Although it has become a global phenomenon, the Chinese New Year seems to occupy an interesting position in Indonesian history, particularly for Chinese Indonesians. Besides being a living tradition from generation to generation, the Lunar New Year reminds them of memories of the past when any traditions associated with it were prohibited until finally officially recognized as a national holiday.
Born in 1987, as a third-generation Chinese-Indonesian (my grandfather and grandmother were born in mainland China), I witnessed the transformation of history that runs in rapid rhythm.
When attending primary school, I had to learn the Chinese language secretly because of the government ban. In junior high school, I was able to celebrate Chinese New Year and found it easier to find Barongsay (Lion Dance) and Chinese books on the road. In high school, I suddenly fully enjoyed the Chinese New Year in a holiday atmosphere. Moving onto college, finally I understood what happened to Chinese-Indonesians.
Since childhood, I have been told of a family doctrine that as a Chinese person I must be vigilant. The doctrine also says that Chinese are minorities who Indonesian natives or pribumi hate simply because they see Chinese as rich people who do not care about the poor and their society. I found the doctrine was true especially because I routinely endured verbal abuse. Every time I walked home from school, people yelled “Cina!” at me, a pejorative expression that means Chinese.
When the 1998 tragedy broke out, I was an 11-year-old child who heard the horror that many Chinese descendants were raped, burned alive and tortured. Of course I did not really know what was really happening, but since the burning of Jakarta, Chinese Indonesians were considered an integral part of Indonesia, who are equal with the Sudanese, Javanese, Bataks, Timorese and so on.
Although latent discrimination remains, year after year Chinese-Indonesians have increasingly gained ground. Chinese traditions (oral, written or material) appear in front of the community. Anti-discrimination legislation was passed and most recently the government opted to use Tionghoa in reference to China to reduce the impact of the trauma Chinese-Indonesians had faced.
In politics, Chinese-Indonesians have started to play a crucial role, especially with the inauguration of Basuki “Ahok” Tjahaja Purnama as Jakarta governor. It is possible that someday he or another Chinese-Indonesian will win the presidency.
I am grateful to not only see the transformation of Chinese-Indonesian history, but also be part of it. Some Chinese-Indonesians remain afraid of speaking out or even identifying themselves. At the same time, I was amazed by Chinese-Indonesian friends who fell victim to persecution, threat and injustice in the past, but now have emerged as defenders of minorities.
Lie Dharmawan was a humanitarian worker during the 1998 tragedy and received death threats. He successfully pursued a career as a doctor in Germany, but chose to return to Indonesia and devote himself to the people. He set up doctorSHARE, a non-profit organization known for its innovative Floating Hospital that provides free medical care to marginalized people in rural areas.
Ester Jusuf trembled while witnessing the 1998 tragedy.

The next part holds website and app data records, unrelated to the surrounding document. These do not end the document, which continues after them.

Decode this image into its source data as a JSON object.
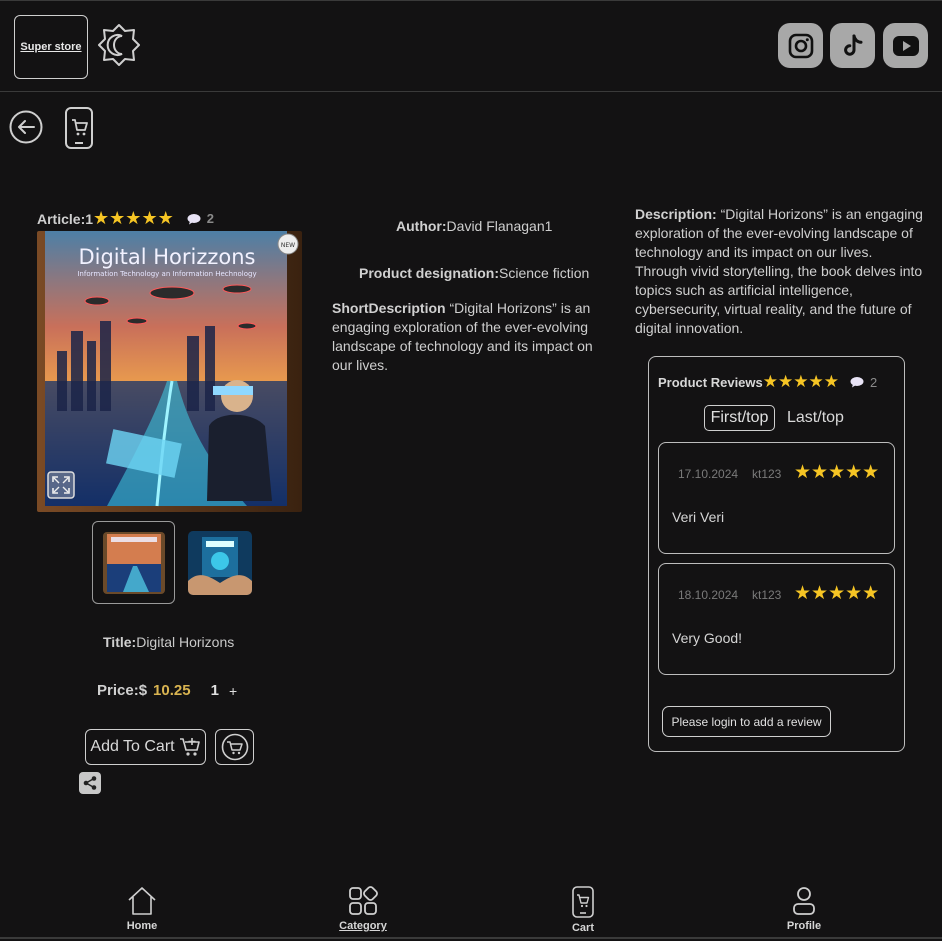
{
  "header": {
    "logo_text": "Super store",
    "social": [
      "instagram-icon",
      "tiktok-icon",
      "youtube-icon"
    ]
  },
  "product": {
    "article_label": "Article:",
    "article_value": "1",
    "rating_stars": "★★★★★",
    "rating": 5,
    "comment_count": "2",
    "cover_title": "Digital Horizzons",
    "cover_subtitle": "Information Technology an Information Hechnology",
    "cover_badge": "NEW",
    "title_label": "Title:",
    "title_value": "Digital Horizons",
    "price_label": "Price:$",
    "price_value": "10.25",
    "quantity": "1",
    "plus": "+",
    "add_to_cart": "Add To Cart",
    "author_label": "Author:",
    "author_value": "David Flanagan1",
    "designation_label": "Product designation:",
    "designation_value": "Science fiction",
    "short_label": "ShortDescription",
    "short_value": " “Digital Horizons” is an engaging exploration of the ever-evolving landscape of technology and its impact on our lives.",
    "description_label": "Description:",
    "description_value": " “Digital Horizons” is an engaging exploration of the ever-evolving landscape of technology and its impact on our lives. Through vivid storytelling, the book delves into topics such as artificial intelligence, cybersecurity, virtual reality, and the future of digital innovation."
  },
  "reviews": {
    "heading": "Product Reviews",
    "stars": "★★★★★",
    "count": "2",
    "sort_first": "First/top",
    "sort_last": "Last/top",
    "items": [
      {
        "date": "17.10.2024",
        "user": "kt123",
        "stars": "★★★★★",
        "rating": 5,
        "text": "Veri Veri"
      },
      {
        "date": "18.10.2024",
        "user": "kt123",
        "stars": "★★★★★",
        "rating": 5,
        "text": "Very Good!"
      }
    ],
    "login_prompt": "Please login to add a review"
  },
  "nav": {
    "home": "Home",
    "category": "Category",
    "cart": "Cart",
    "profile": "Profile",
    "active": "category"
  },
  "colors": {
    "background": "#131213",
    "star": "#f6c524",
    "price": "#d9b451"
  }
}
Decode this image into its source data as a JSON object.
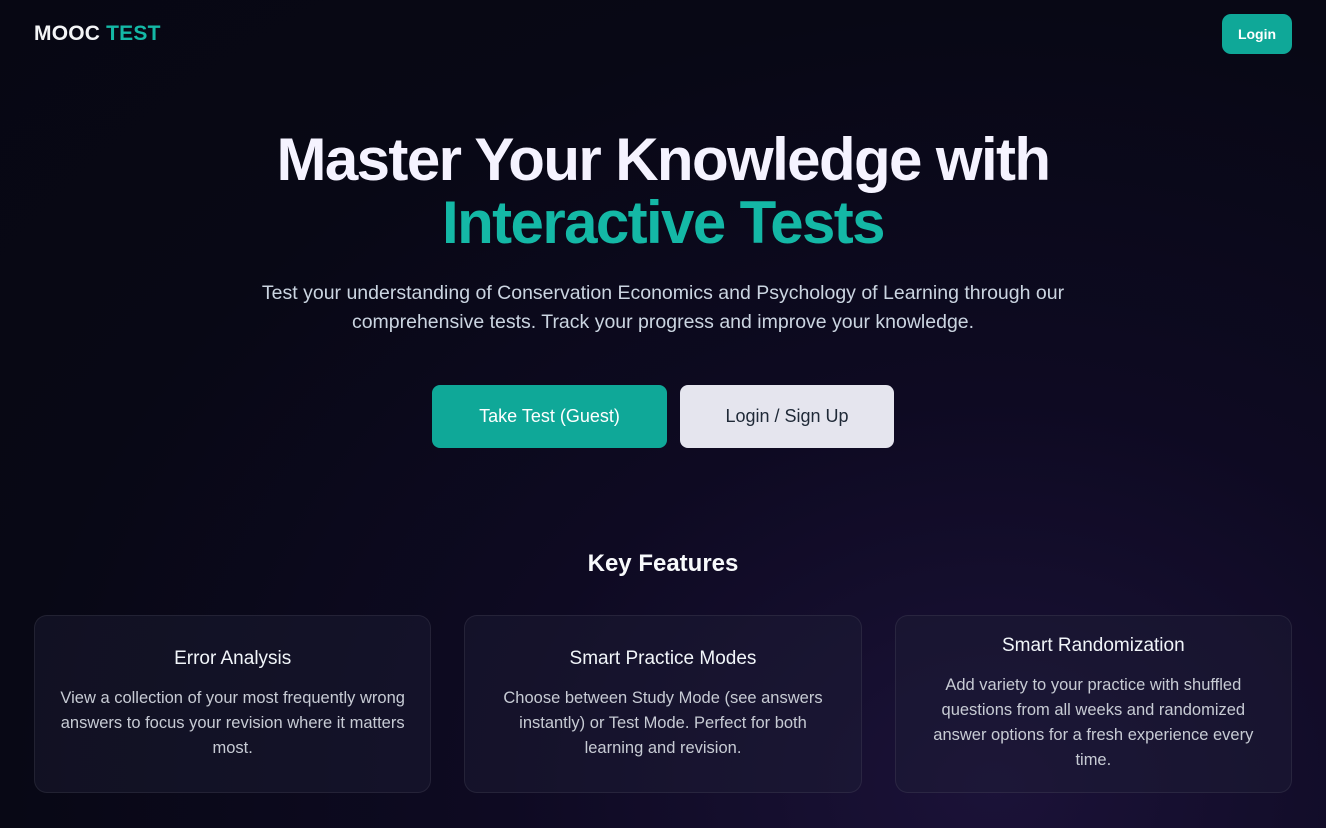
{
  "brand": {
    "part1": "MOOC",
    "part2": "TEST"
  },
  "nav": {
    "login_label": "Login"
  },
  "hero": {
    "title_line1": "Master Your Knowledge with",
    "title_line2": "Interactive Tests",
    "subtitle": "Test your understanding of Conservation Economics and Psychology of Learning through our comprehensive tests. Track your progress and improve your knowledge."
  },
  "cta": {
    "primary_label": "Take Test (Guest)",
    "secondary_label": "Login / Sign Up"
  },
  "features": {
    "title": "Key Features",
    "items": [
      {
        "title": "Error Analysis",
        "text": "View a collection of your most frequently wrong answers to focus your revision where it matters most."
      },
      {
        "title": "Smart Practice Modes",
        "text": "Choose between Study Mode (see answers instantly) or Test Mode. Perfect for both learning and revision."
      },
      {
        "title": "Smart Randomization",
        "text": "Add variety to your practice with shuffled questions from all weeks and randomized answer options for a fresh experience every time."
      }
    ]
  },
  "colors": {
    "accent": "#14b8a6",
    "button_primary": "#0fa898",
    "button_secondary": "#e5e5ee",
    "background": "#080815"
  }
}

But this woman is dedicated to helping victims, both Chinese and non-Chinese. She has won the Yap Thiam Hien Award, a prestigious prize for human rights defenders, but does not rest on her laurels. Now she is actively involved in the establishment of public libraries for children who have no access to education.
More young Chinese-Indonesians now devote themselves to humanitarian work. Having joined doctorSHARE since 2009, I have seen many of young Chinese-Indonesians sacrifice their resting time; some even throw away career opportunities in branded hospitals to help people in rural areas. They are part of the minority but they do not have a minority mindset, which would have led them to the perception that they are victims.
Chinese New Year always reminds me of how broad the opportunity is for Chinese-Indonesians to do something for others. The Lunar New Year is not just an annual celebration equated with the red atmosphere, angpao (gift), new clothes and family gatherings. It is a symbol of the struggle of the discriminated who managed to rise up and fight for other people who are discriminated.
Happy Chinese New Year. Gong Xi Fa Cai, Wan Shi Ru Yi!
Published in “The Jakarta Post” – Wed, February 18 2015
Photo Credit: thaievents4tourist.blogspot.com